Meanwhile, in 660 the Austrasian nobles demanded a king, and young Childeric II was sent to them through the influence of Ebroin, the mayor of the palace in Neustria. The queen withdrew, from a court that was Ebroin's in all but name, to an abbey she had founded at Chelles, near Paris. On the death of Clotaire III in 673, a dynastic struggle ensued, with rival claimants as pawns; Ebroin raised Theoderic to the throne, but Leodegar and the other bishops supported the claims of his elder brother Childeric II, who, by the help of the Austrasians and Burgundians, was eventually made king. Ebroin was interned at Luxeuil and Theoderic sent to St. Denis.

Leodegar remained at court, guiding the young king. In 673 or 675, however, Leodegar was also sent to Luxeuil. The cause, a protest against the marriage of Childeric and his first cousin, is a hagiographic convention;[3] as a leader of the Austrasian and Burgundian nobles, Leodegar was easily represented as a danger by his enemies. When Childeric II was murdered at Bondi in 673, by a disaffected Frank, Theoderic III was installed as king in Neustria, making Leudesius his mayor. Leodegar and Ebroin each took advantage of the chaos to make his escape from Luxeuil and hasten to the court. In a short time Ebroin caused Leudesius to be murdered and became mayor once again, still Leudegar's implacable enemy.

About 675 the Duke of Champagne, the Bishop of Châlons-sur-Marne and the Bishop of Valence, stirred up by Ebroin, attacked Autun, and Leodegar fell into their hands. At Ebroin's instigation, his eyes were gouged out and the sockets cauterized, and his tongue was cut out.
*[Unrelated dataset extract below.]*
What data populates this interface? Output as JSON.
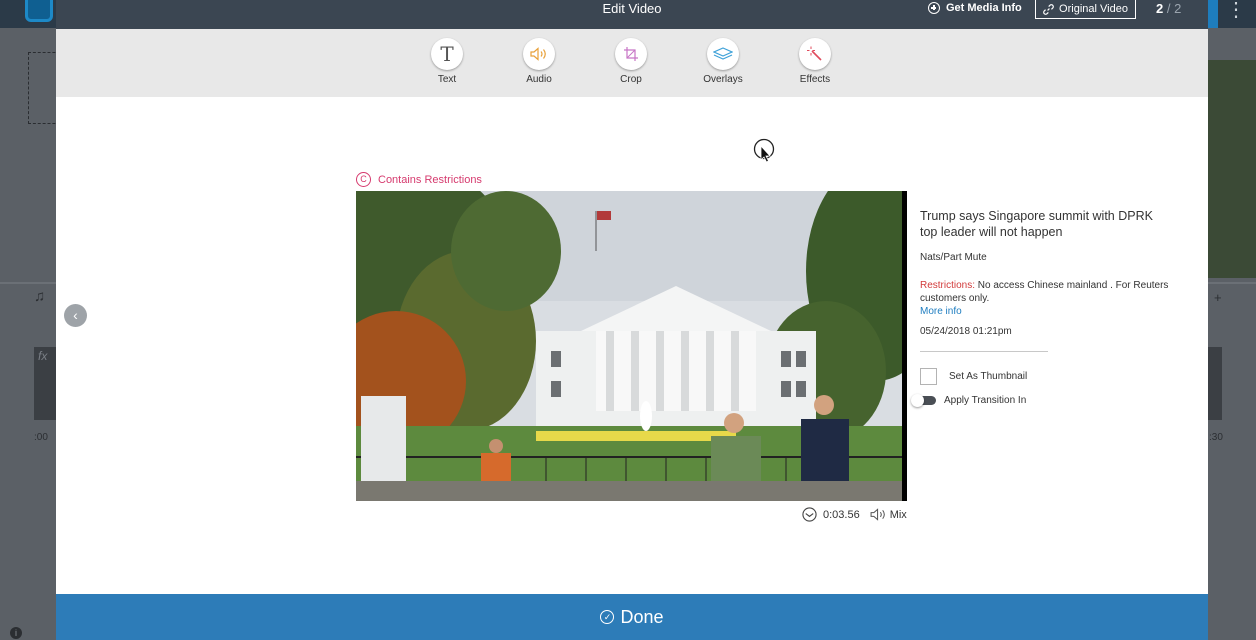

Some years later Ebroin persuaded the king that Childeric had been assassinated at the instigation of Leodegar. The bishop was seized again, and, after a mock trial, was degraded and condemned to further exile, at Fécamp, in Normandy. Near Sarcing he was led out into a forest on Ebroin's order and murdered.

A dubious[3] testament drawn up at the time of the council of Autun has been preserved as well as the Acts of the council. A letter which he caused to be sent to his mother after his mutilation is likewise extant.

In 782, his relics were translated from the site of his death Sarcing in Artois to the site of his earliest hagiography – the Abbey of St Maxentius (Saint-Maixent) near Poitiers. Later they were removed to Rennes and thence to Ebreuil, which place took the name of Saint-Léger in his honour. Some relics are still kept in the cathedral of Autun and the Grand Séminaire of Soissons. In 1458 Cardinal Rolin caused his feast day to be observed as a holiday of obligation.

For sources to his biography, there are two early (though not contemporaneous) Lives,[4] drawn from the same lost source (Krusch 1891), and also two later ones (one of them in verse).

Notes[edit]

  1. ^ a b c d e f g Butler, Rev. Alban. "The Lives of the Saints, Volume X: October.". St. Leodegarius, or Leger, Bishop and Martyr. bartleby.com. Retrieved June 28, 2012. 
  2. ^ Now Saint-Maixent-l'École, in the région Poitou-Charentes
  3. ^ a b Adriaan Breukelaar (1992). "Leodegar". In Bautz, Traugott. Biographisch-Bibliographisches Kirchenlexikon (BBKL) (in German) 4. Herzberg: Bautz. cols. 1466–1468. ISBN 3-88309-038-7. 
  4. ^ Passio Leudegarii I & II. The second one is much more embellished than the first.

See also[edit]

Sources[edit]

Primary sources[edit]

  • Liber Historiae Francorum, edited by B. Krusch, in MGH SS rer. Merov. vol. ii.
  • Passio Leudegarii I & II, edited by B. Krusch and W. Levison, in MGH SS rer. Merov. vol v.
  • Vita sancti Leodegarii, by Ursinus, then a monk of St Maixent (Migne, Patrilogia Latina, vol. xcvi.)
  • Vita metrica in Poetae Latini aevi Carolini, vol. iii. (Mod. Germ. Hist.)
  • Epistolae aevi Merovingici collectae 17, edited by W. Gundlach, in MGH EE vol iii.

Secondary sources[edit]

External links[edit]